  1. Kasey J

    This article gives employers and management too much credit. Often times, employers don’t take all this time to fact check, they’re actually pretty lazy unless the lie is blatant and noticeable. Even then they’ll just discard the resume or not call the potential candidate back. I’d say, criminal history and education are the two least things that you can get away with. Honestly, if an employer told me me to start at the end of my story and work my way up, or if I felt they were trying to catch me up in somethingI’d lose interest. If an employer is distrustful automatically, imagine what you’d go through working for them.

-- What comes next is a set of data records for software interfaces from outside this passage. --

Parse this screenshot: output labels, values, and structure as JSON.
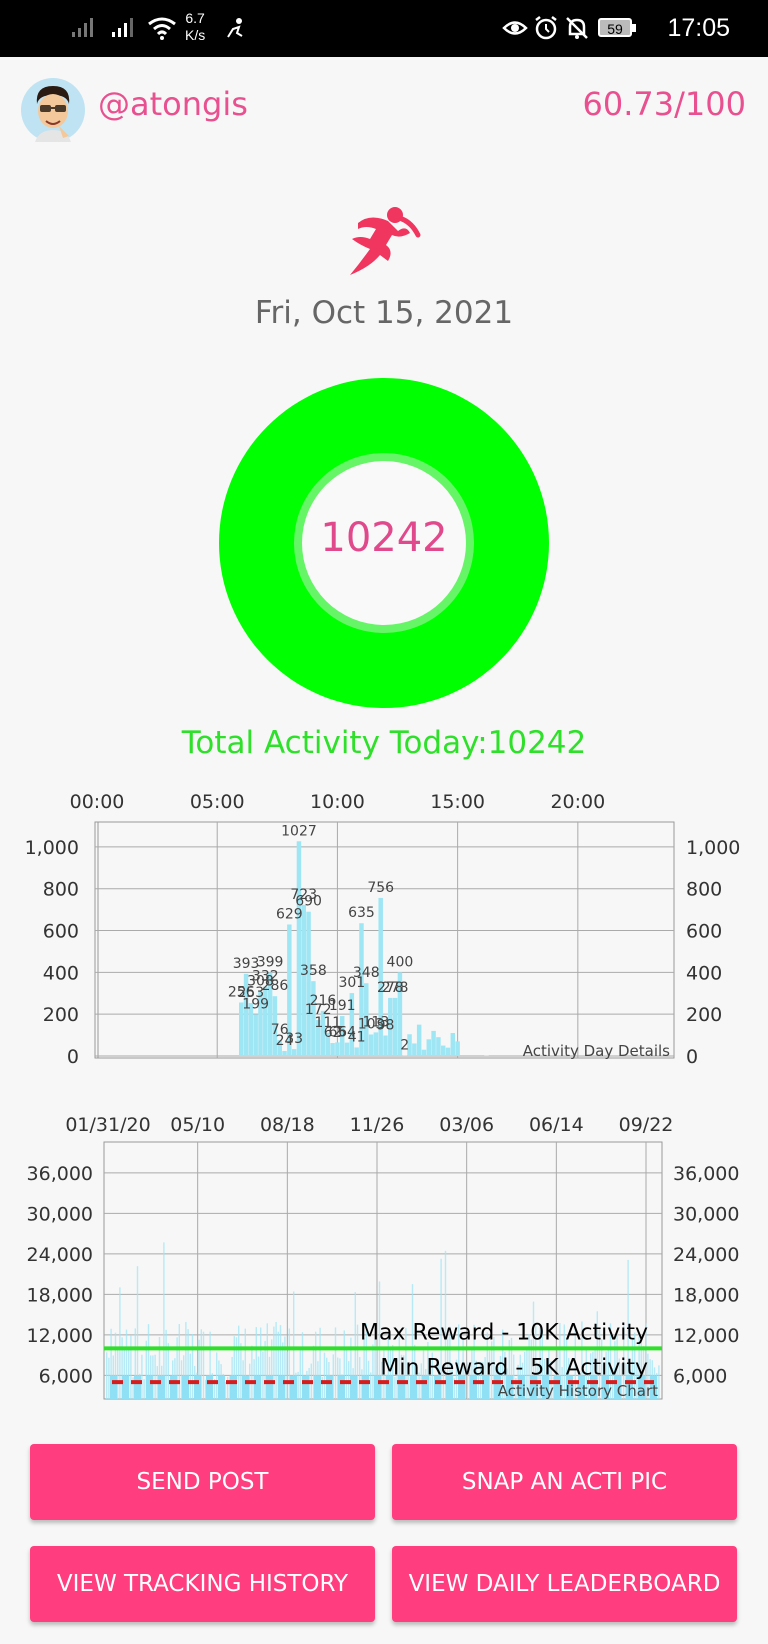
{
  "status_bar": {
    "speed_value": "6.7",
    "speed_unit": "K/s",
    "battery": "59",
    "time": "17:05"
  },
  "header": {
    "username": "@atongis",
    "score": "60.73/100"
  },
  "activity_icon": "runner-icon",
  "date": "Fri, Oct 15, 2021",
  "ring": {
    "value": "10242",
    "color": "#00ff00"
  },
  "total_label": "Total Activity Today:10242",
  "chart_data": [
    {
      "type": "bar",
      "caption": "Activity Day Details",
      "x_tick_labels": [
        "00:00",
        "05:00",
        "10:00",
        "15:00",
        "20:00"
      ],
      "x_unit": "hour",
      "xlim": [
        0,
        24
      ],
      "y_tick_labels": [
        "1,000",
        "800",
        "600",
        "400",
        "200",
        "0"
      ],
      "ylim": [
        0,
        1100
      ],
      "grid": true,
      "bar_color": "#9fe6f5",
      "x": [
        6.0,
        6.2,
        6.4,
        6.6,
        6.8,
        7.0,
        7.2,
        7.4,
        7.6,
        7.8,
        8.0,
        8.2,
        8.4,
        8.6,
        8.8,
        9.0,
        9.2,
        9.4,
        9.6,
        9.8,
        10.0,
        10.2,
        10.4,
        10.6,
        10.8,
        11.0,
        11.2,
        11.4,
        11.6,
        11.8,
        12.0,
        12.2,
        12.4,
        12.6,
        12.8,
        13.0,
        13.2,
        13.4,
        13.6,
        13.8,
        14.0,
        14.2,
        14.4,
        14.6,
        14.8,
        15.0,
        16.2
      ],
      "values": [
        256,
        393,
        253,
        199,
        308,
        332,
        399,
        286,
        76,
        24,
        629,
        33,
        1027,
        723,
        690,
        358,
        172,
        216,
        111,
        62,
        65,
        191,
        64,
        301,
        41,
        635,
        348,
        103,
        113,
        756,
        98,
        278,
        278,
        400,
        2,
        104,
        60,
        150,
        30,
        80,
        120,
        90,
        50,
        40,
        110,
        70,
        2
      ],
      "point_labels": [
        "256",
        "393",
        "253",
        "199",
        "308",
        "332",
        "399",
        "286",
        "76",
        "24",
        "629",
        "33",
        "1027",
        "723",
        "690",
        "358",
        "172",
        "216",
        "111",
        "62",
        "65",
        "191",
        "64",
        "301",
        "41",
        "635",
        "348",
        "103",
        "113",
        "756",
        "98",
        "278",
        "278",
        "400",
        "2"
      ]
    },
    {
      "type": "bar",
      "caption": "Activity History Chart",
      "x_tick_labels": [
        "01/31/20",
        "05/10",
        "08/18",
        "11/26",
        "03/06",
        "06/14",
        "09/22"
      ],
      "y_tick_labels": [
        "36,000",
        "30,000",
        "24,000",
        "18,000",
        "12,000",
        "6,000"
      ],
      "ylim": [
        2500,
        38500
      ],
      "grid": true,
      "bar_color": "#9fe6f5",
      "reference_lines": [
        {
          "label": "Max Reward - 10K Activity",
          "value": 10000,
          "color": "#2ee02a",
          "style": "solid"
        },
        {
          "label": "Min Reward - 5K Activity",
          "value": 5000,
          "color": "#d81b1b",
          "style": "dashed"
        }
      ]
    }
  ],
  "buttons": {
    "send_post": "SEND POST",
    "snap_pic": "SNAP AN ACTI PIC",
    "tracking_history": "VIEW TRACKING HISTORY",
    "daily_leaderboard": "VIEW DAILY LEADERBOARD"
  }
}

  2. Gary L. Wade

    I don’t know where someone came up with the idea that a senior software engineer is a product owner. A senior software engineer is someone who is experienced. Some companies might have other terms based on the degree of experience, but about the only titles that refer to someone being a product owner is manager, developer tech lead, or architect.

  3. Nycanon

    Yet the market is flooded with fake resumes, proxy interviewers, they are getting jobs and visas to work. It comes down to salary, the less someone is willing to take, the more fibs are overlooked

  4. IMHO, the author needed to talk to more hiring managers before making these sweeping generalizations.

    The idea that one’s duties on the job are all that closely related to their job title is, in many cases, ludicrous. Most jobs that I’ve interviewed for always seem to have the clause “other duties as assigned” so your job title of “member of the technical staff”, “technical specialist”, etc. is irrelevant. I’ve worked at companies where someone with the title “technical specialist” could be a sysadmin, DBA, programmer, job scheduler, the list goes on, and you were often filling in for a co-worker whose primary responsibilities were not specifically what you were hired to perform. I’ve worked at companies where I was hired to be, primarily, a sysadmin but I also wrote applications and “owned” those applications.

  5. Candice

    I agree with the previous commenters. Furthermore, sometimes jobs DO overlap. Holding a tech position in an organization doesn’t necessarily preclude teaching one night at the local college, or offering your expertise as an SME. Sometimes these kinds of jobs can go on for years, and it may make sense to include them in your resume.